  5. ^ a b c "Want Less of Moore: See New Vanity Fair". The Deseret News. 1992-07-07. Retrieved 2009-04-02. 
  6. ^ Newman, Gene (2000). "body work and paint jobs". tagmag.com. Retrieved 2008-03-24. 
  7. ^ Rubin, Sylvia (1992-08-13). "When Statues Come to Life - Painted posers play at posh parties". The San Francisco Chronicle. Retrieved 2009-04-02. 
  8. ^ Gair, Joanne (2005). Paint A 'Licious: The Pain-Free Way to Achieving Your Naked Ambitions. Andrews McMeel Publishing. ISBN 0-7407-5537-4. 
  9. ^ "Body Painting: Masterpieces by Joanne Gair (Editorial Reviews)". Amazon.com, Inc. Retrieved 2008-03-24. 
  10. ^ "Inprint - Nine to Five Magazine". July 1998. Archived from the original on April 20, 2008. Retrieved 2009-07-23. 

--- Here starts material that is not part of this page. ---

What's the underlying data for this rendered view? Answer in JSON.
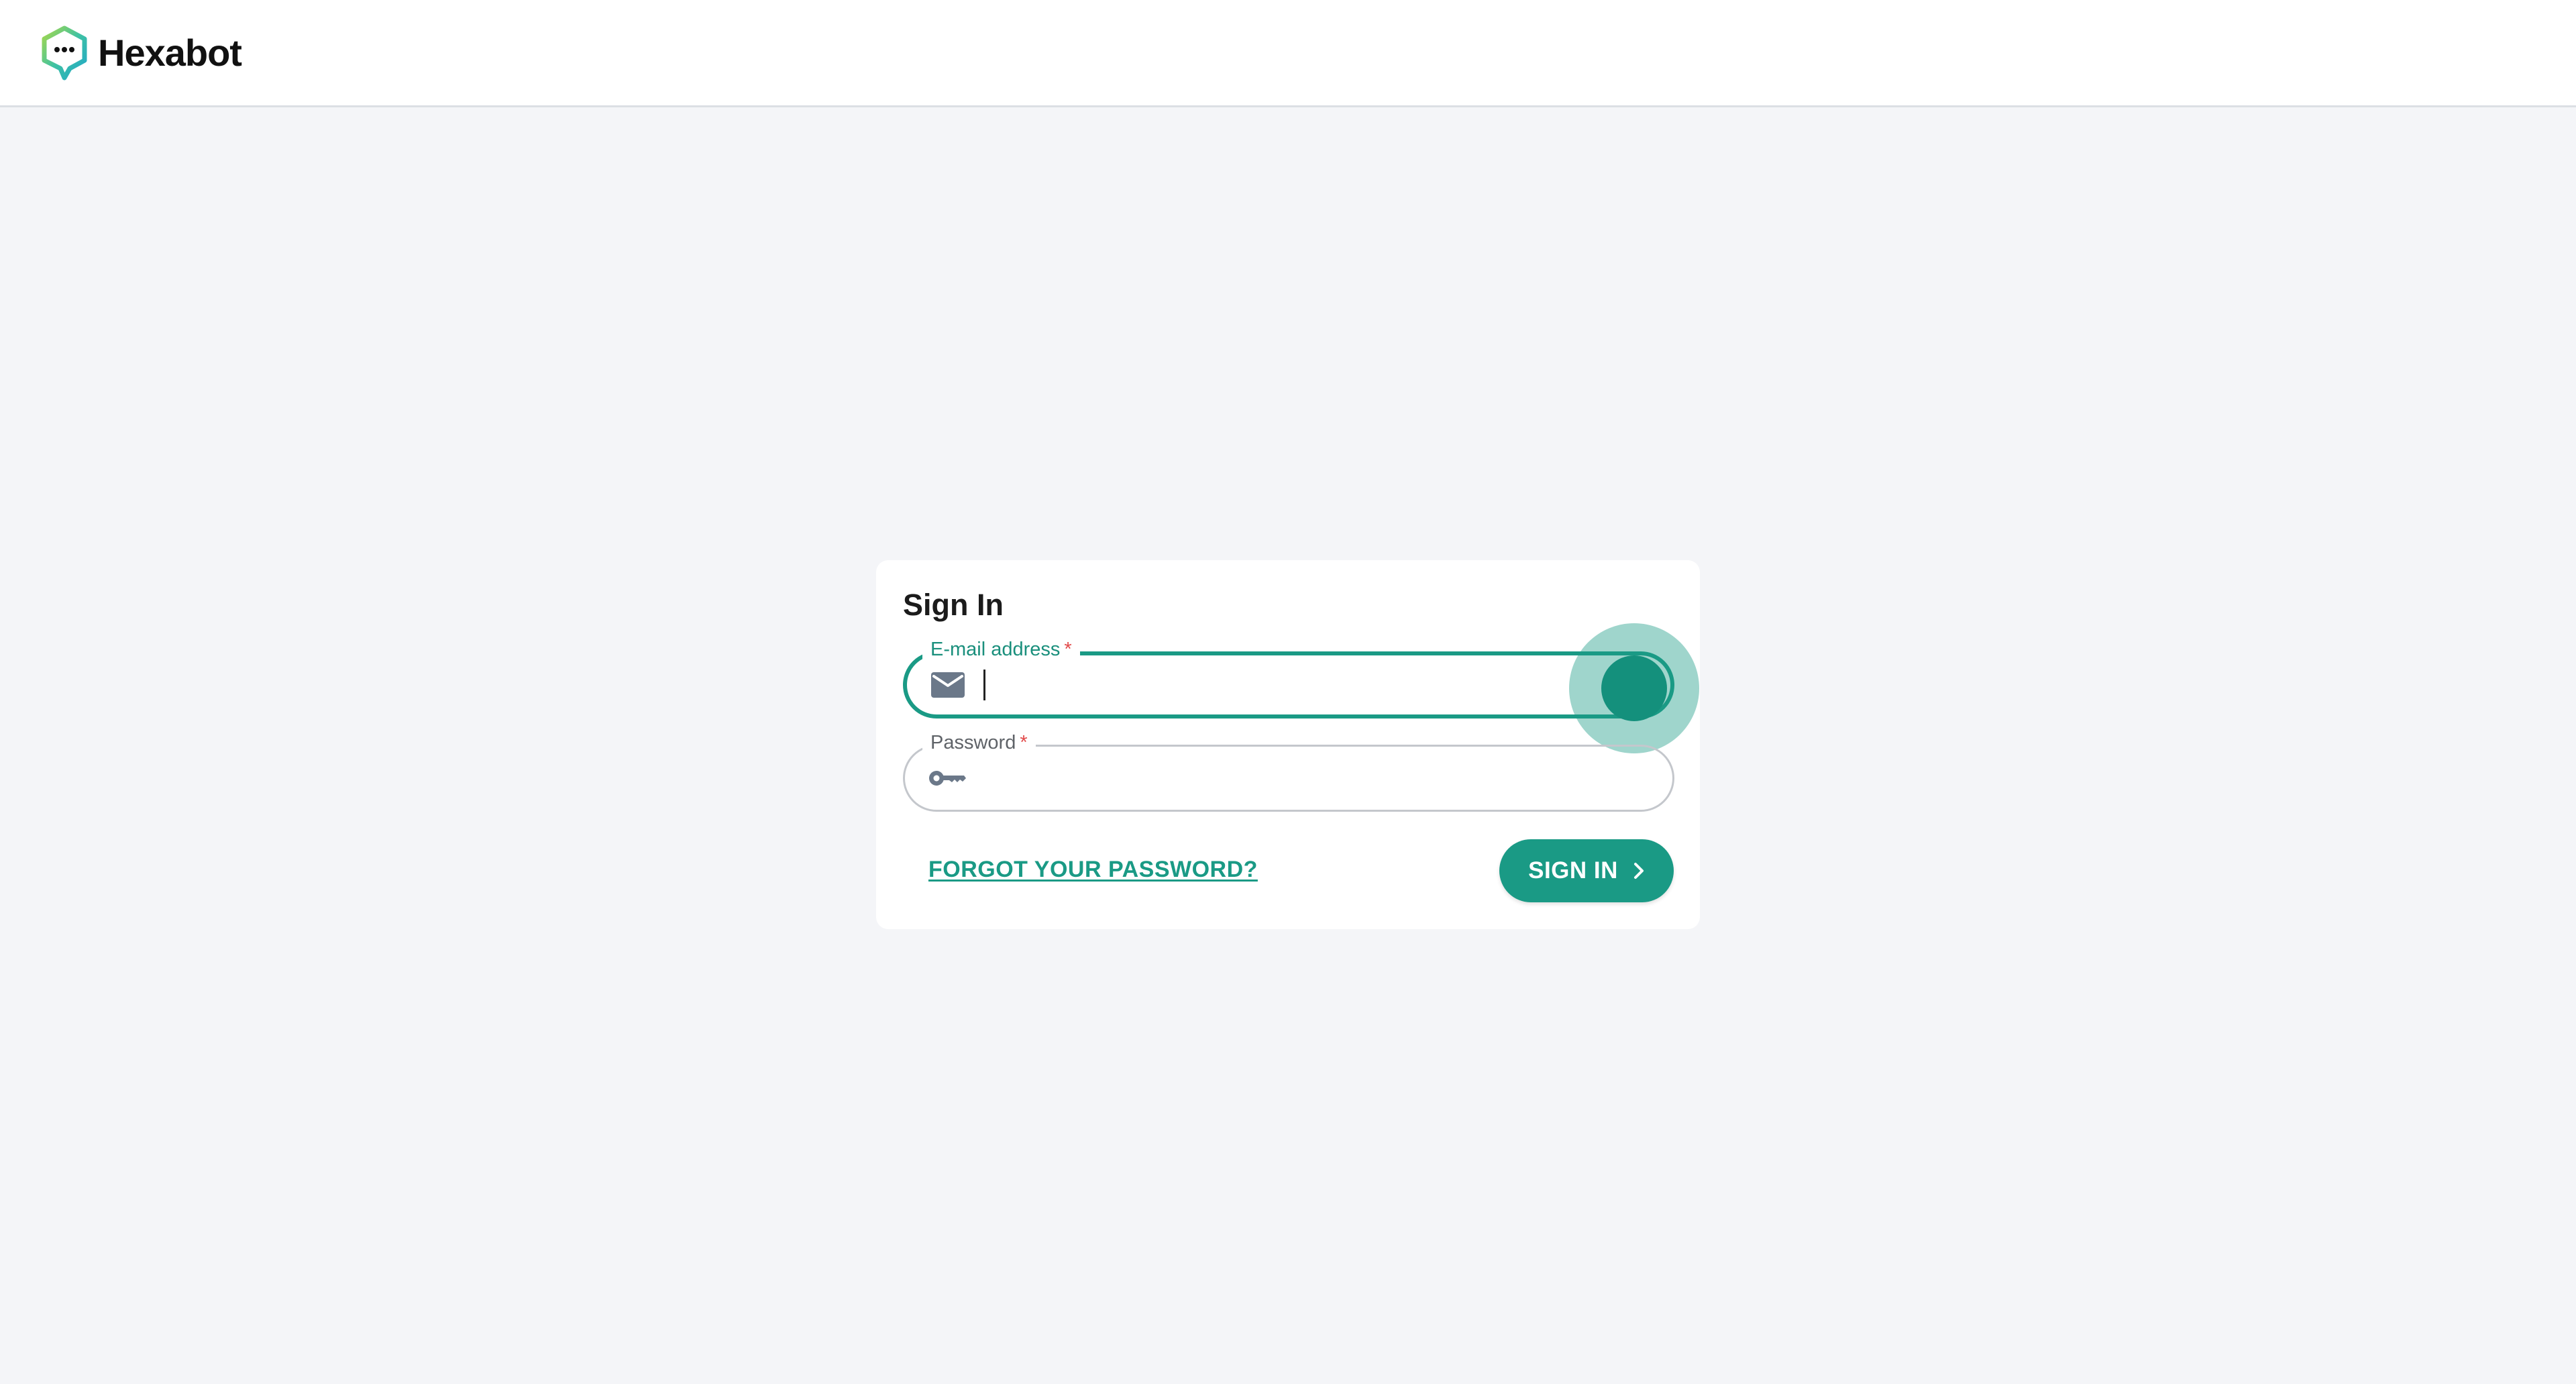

  11. ^ "Naked Truth" (Subscription required). The Commercial Appeal. 1992-07-21. Retrieved 2009-04-02. 
  12. ^ Mesinger, Maxine (1992-07-07). "VF dresses Demi in paint". Houston Chronicle. Retrieved 2009-04-02. 
  13. ^ Fernandez, Don (1992-07-07). "Does Bruce ever visit the newsstand?". The Tampa Tribune. Retrieved 2009-04-02. 
  14. ^ a b Stage, Jeff (1992-08-19). "Ms. Moore: Demi, Not Demure". Syracuse Herald-Journal. Retrieved 2009-04-02. 
  15. ^ Matthews, Sandra and Laura Wexler (2000). Pregnant pictures. Routledge. p. 199. ISBN 0-415-90449-8. 
  16. ^ "Celebrities make pregnancy seem glamorous". MSNBC.com. Microsoft. 2006-04-26. Retrieved 2010-03-14. 
  17. ^ "Lennon leads list of top magazine covers". MSNBC.com. Microsoft. 2005-10-17. Retrieved 2010-03-14. 
  18. ^ "The Editor's Desk". Newsweek Magazine. 2006-10-02. Retrieved 2008-03-21. 
  19. ^ Lacayo, Richard (1991-09-30). "Shadows And Eye Candy". Time Magazine. Retrieved 2008-02-25. 
  20. ^ McGuigan, Cathleen (2006-10-02). "Through Her Lens". Newsweek Magazine. Archived from the original on December 21, 2007. Retrieved 2008-03-21. 
  21. ^ Levy, Steven (1996-05-27). "An Indecent Proposal". Newsweek Magazine. Retrieved 2008-03-21. [dead link]
  22. ^ Levy, Steven (1997-07-07). "On The Net, Anything Goes". Newsweek Magazine. Retrieved 2008-03-21.